Problem statement
Where a line in the listing below holds "Enregistrer", add it to the tally, and reply with that tally alone.

_ _ _ _ _ _ _

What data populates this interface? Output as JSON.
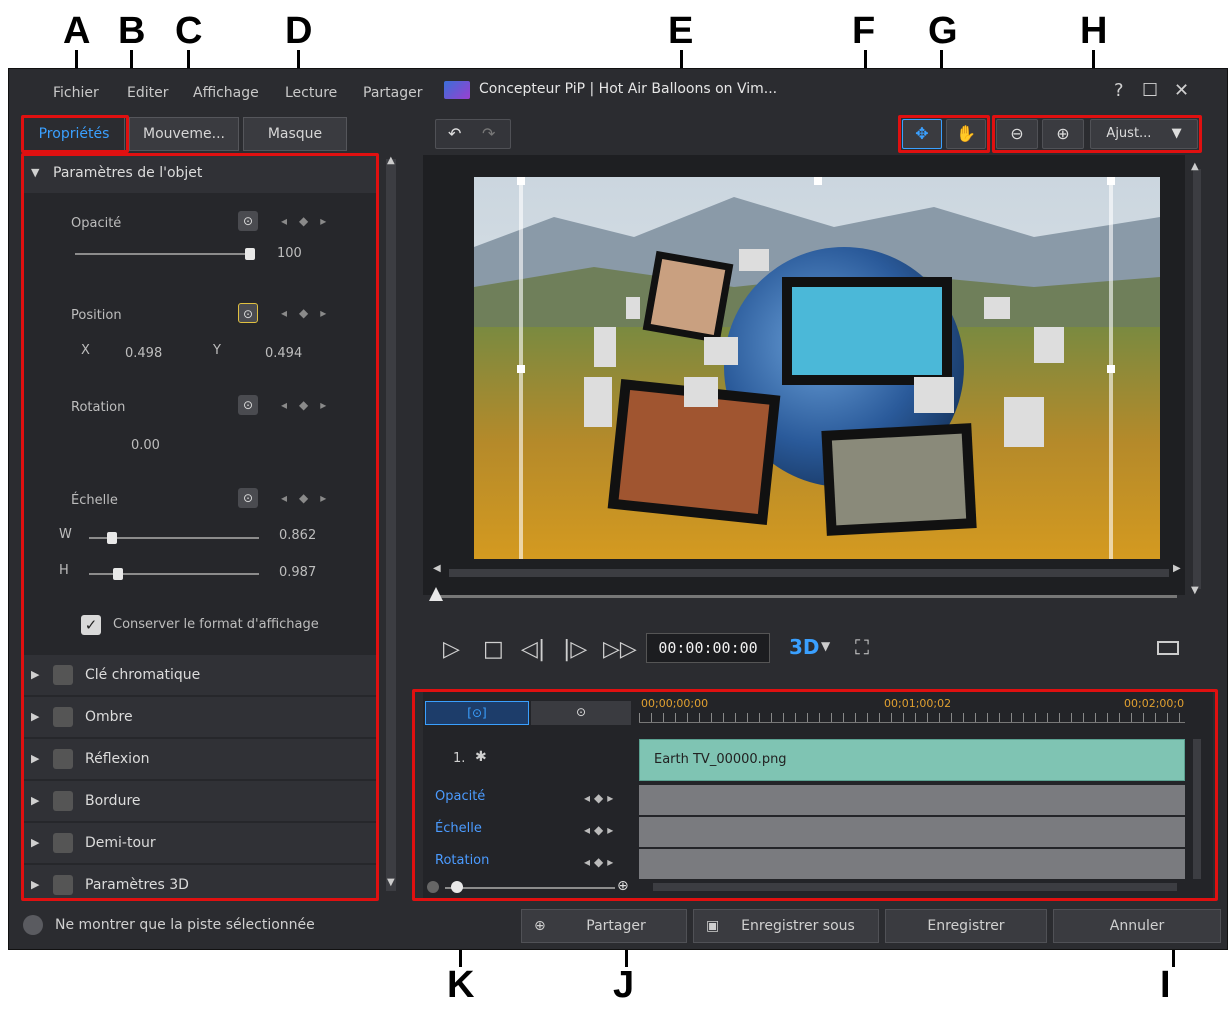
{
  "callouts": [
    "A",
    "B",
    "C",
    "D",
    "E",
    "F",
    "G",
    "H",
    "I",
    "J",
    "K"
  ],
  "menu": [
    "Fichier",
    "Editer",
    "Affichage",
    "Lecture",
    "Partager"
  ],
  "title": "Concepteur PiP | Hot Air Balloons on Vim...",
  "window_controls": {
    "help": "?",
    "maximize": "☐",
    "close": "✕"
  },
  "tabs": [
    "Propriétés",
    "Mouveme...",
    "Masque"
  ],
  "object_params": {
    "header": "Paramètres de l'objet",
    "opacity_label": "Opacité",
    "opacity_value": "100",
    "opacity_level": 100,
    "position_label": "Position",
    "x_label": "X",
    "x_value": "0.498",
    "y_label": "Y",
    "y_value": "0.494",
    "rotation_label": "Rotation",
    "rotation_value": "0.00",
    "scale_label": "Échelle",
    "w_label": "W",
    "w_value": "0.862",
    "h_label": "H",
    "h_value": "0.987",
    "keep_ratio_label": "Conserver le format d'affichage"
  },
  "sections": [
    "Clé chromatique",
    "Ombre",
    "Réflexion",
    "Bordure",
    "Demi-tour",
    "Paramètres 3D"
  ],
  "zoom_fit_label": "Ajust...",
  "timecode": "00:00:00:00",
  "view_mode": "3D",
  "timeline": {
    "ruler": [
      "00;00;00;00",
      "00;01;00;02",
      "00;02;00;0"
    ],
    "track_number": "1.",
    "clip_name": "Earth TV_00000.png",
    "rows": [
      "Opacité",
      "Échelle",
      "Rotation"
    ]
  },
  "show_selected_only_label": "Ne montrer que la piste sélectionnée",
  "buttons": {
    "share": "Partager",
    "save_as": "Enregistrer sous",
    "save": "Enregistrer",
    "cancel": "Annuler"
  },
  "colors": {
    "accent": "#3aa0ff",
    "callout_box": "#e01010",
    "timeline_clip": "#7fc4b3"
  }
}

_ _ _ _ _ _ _

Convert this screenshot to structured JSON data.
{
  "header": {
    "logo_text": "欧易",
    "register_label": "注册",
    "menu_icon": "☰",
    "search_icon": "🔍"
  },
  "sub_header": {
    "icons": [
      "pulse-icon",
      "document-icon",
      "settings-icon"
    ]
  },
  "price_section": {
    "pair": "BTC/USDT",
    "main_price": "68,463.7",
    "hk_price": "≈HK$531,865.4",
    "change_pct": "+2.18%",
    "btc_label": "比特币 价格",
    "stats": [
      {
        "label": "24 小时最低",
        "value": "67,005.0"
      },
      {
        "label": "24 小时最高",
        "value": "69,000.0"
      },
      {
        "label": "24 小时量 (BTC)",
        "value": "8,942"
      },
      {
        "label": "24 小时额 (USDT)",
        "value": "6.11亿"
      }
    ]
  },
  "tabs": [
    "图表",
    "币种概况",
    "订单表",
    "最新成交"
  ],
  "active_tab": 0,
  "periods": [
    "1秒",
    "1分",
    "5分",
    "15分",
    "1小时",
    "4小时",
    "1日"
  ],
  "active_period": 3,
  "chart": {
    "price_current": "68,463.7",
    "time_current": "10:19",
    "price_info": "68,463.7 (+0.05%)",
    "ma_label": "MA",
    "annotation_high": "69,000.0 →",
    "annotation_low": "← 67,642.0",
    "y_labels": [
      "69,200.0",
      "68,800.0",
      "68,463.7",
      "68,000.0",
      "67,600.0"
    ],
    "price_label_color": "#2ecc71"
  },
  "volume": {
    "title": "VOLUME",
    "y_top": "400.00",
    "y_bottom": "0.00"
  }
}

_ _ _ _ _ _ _

Solution for this exercise
2